» What to work on
The records appear below. Repeat them exactly.

» Web page and app entries
* * * * * * * * *

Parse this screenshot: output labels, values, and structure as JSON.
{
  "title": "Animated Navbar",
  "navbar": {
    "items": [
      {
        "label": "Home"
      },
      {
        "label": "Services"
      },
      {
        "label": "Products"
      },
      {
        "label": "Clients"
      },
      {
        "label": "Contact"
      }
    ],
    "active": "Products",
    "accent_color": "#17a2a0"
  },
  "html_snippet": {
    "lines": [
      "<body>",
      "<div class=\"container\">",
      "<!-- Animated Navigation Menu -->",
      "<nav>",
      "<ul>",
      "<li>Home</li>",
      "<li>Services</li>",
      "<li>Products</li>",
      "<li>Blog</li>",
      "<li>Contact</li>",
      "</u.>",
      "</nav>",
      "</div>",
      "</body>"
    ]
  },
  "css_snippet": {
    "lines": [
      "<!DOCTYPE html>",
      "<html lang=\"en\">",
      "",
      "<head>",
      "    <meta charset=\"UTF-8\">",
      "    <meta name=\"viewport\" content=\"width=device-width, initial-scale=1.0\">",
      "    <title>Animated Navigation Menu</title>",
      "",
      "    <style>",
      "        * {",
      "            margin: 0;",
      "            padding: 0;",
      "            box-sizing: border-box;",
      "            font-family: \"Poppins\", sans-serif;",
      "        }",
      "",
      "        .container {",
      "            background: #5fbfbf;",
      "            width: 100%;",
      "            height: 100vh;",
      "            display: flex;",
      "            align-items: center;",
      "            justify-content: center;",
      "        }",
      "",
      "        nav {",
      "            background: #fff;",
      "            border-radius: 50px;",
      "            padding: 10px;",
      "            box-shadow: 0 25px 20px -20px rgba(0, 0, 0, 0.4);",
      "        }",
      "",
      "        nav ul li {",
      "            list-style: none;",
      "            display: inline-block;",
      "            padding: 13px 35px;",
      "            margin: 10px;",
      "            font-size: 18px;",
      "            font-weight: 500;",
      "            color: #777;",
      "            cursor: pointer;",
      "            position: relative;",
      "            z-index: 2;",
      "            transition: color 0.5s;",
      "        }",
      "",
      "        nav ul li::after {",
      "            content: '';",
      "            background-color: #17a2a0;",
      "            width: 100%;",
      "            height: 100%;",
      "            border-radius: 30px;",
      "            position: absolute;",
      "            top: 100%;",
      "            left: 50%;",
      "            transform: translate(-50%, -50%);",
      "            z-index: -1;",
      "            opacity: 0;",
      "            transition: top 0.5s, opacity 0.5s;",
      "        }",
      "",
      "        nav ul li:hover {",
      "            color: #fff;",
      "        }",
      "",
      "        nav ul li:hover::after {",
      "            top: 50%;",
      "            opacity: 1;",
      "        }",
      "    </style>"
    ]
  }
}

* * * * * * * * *

» Result for this task
Parse this screenshot: output labels, values, and structure as JSON.
{
  "title": "Animated Navbar",
  "navbar": {
    "items": [
      {
        "label": "Home"
      },
      {
        "label": "Services"
      },
      {
        "label": "Products"
      },
      {
        "label": "Clients"
      },
      {
        "label": "Contact"
      }
    ],
    "active": "Products",
    "accent_color": "#17a2a0"
  },
  "html_snippet": {
    "lines": [
      "<body>",
      "<div class=\"container\">",
      "<!-- Animated Navigation Menu -->",
      "<nav>",
      "<ul>",
      "<li>Home</li>",
      "<li>Services</li>",
      "<li>Products</li>",
      "<li>Blog</li>",
      "<li>Contact</li>",
      "</u.>",
      "</nav>",
      "</div>",
      "</body>"
    ]
  },
  "css_snippet": {
    "lines": [
      "<!DOCTYPE html>",
      "<html lang=\"en\">",
      "",
      "<head>",
      "    <meta charset=\"UTF-8\">",
      "    <meta name=\"viewport\" content=\"width=device-width, initial-scale=1.0\">",
      "    <title>Animated Navigation Menu</title>",
      "",
      "    <style>",
      "        * {",
      "            margin: 0;",
      "            padding: 0;",
      "            box-sizing: border-box;",
      "            font-family: \"Poppins\", sans-serif;",
      "        }",
      "",
      "        .container {",
      "            background: #5fbfbf;",
      "            width: 100%;",
      "            height: 100vh;",
      "            display: flex;",
      "            align-items: center;",
      "            justify-content: center;",
      "        }",
      "",
      "        nav {",
      "            background: #fff;",
      "            border-radius: 50px;",
      "            padding: 10px;",
      "            box-shadow: 0 25px 20px -20px rgba(0, 0, 0, 0.4);",
      "        }",
      "",
      "        nav ul li {",
      "            list-style: none;",
      "            display: inline-block;",
      "            padding: 13px 35px;",
      "            margin: 10px;",
      "            font-size: 18px;",
      "            font-weight: 500;",
      "            color: #777;",
      "            cursor: pointer;",
      "            position: relative;",
      "            z-index: 2;",
      "            transition: color 0.5s;",
      "        }",
      "",
      "        nav ul li::after {",
      "            content: '';",
      "            background-color: #17a2a0;",
      "            width: 100%;",
      "            height: 100%;",
      "            border-radius: 30px;",
      "            position: absolute;",
      "            top: 100%;",
      "            left: 50%;",
      "            transform: translate(-50%, -50%);",
      "            z-index: -1;",
      "            opacity: 0;",
      "            transition: top 0.5s, opacity 0.5s;",
      "        }",
      "",
      "        nav ul li:hover {",
      "            color: #fff;",
      "        }",
      "",
      "        nav ul li:hover::after {",
      "            top: 50%;",
      "            opacity: 1;",
      "        }",
      "    </style>"
    ]
  }
}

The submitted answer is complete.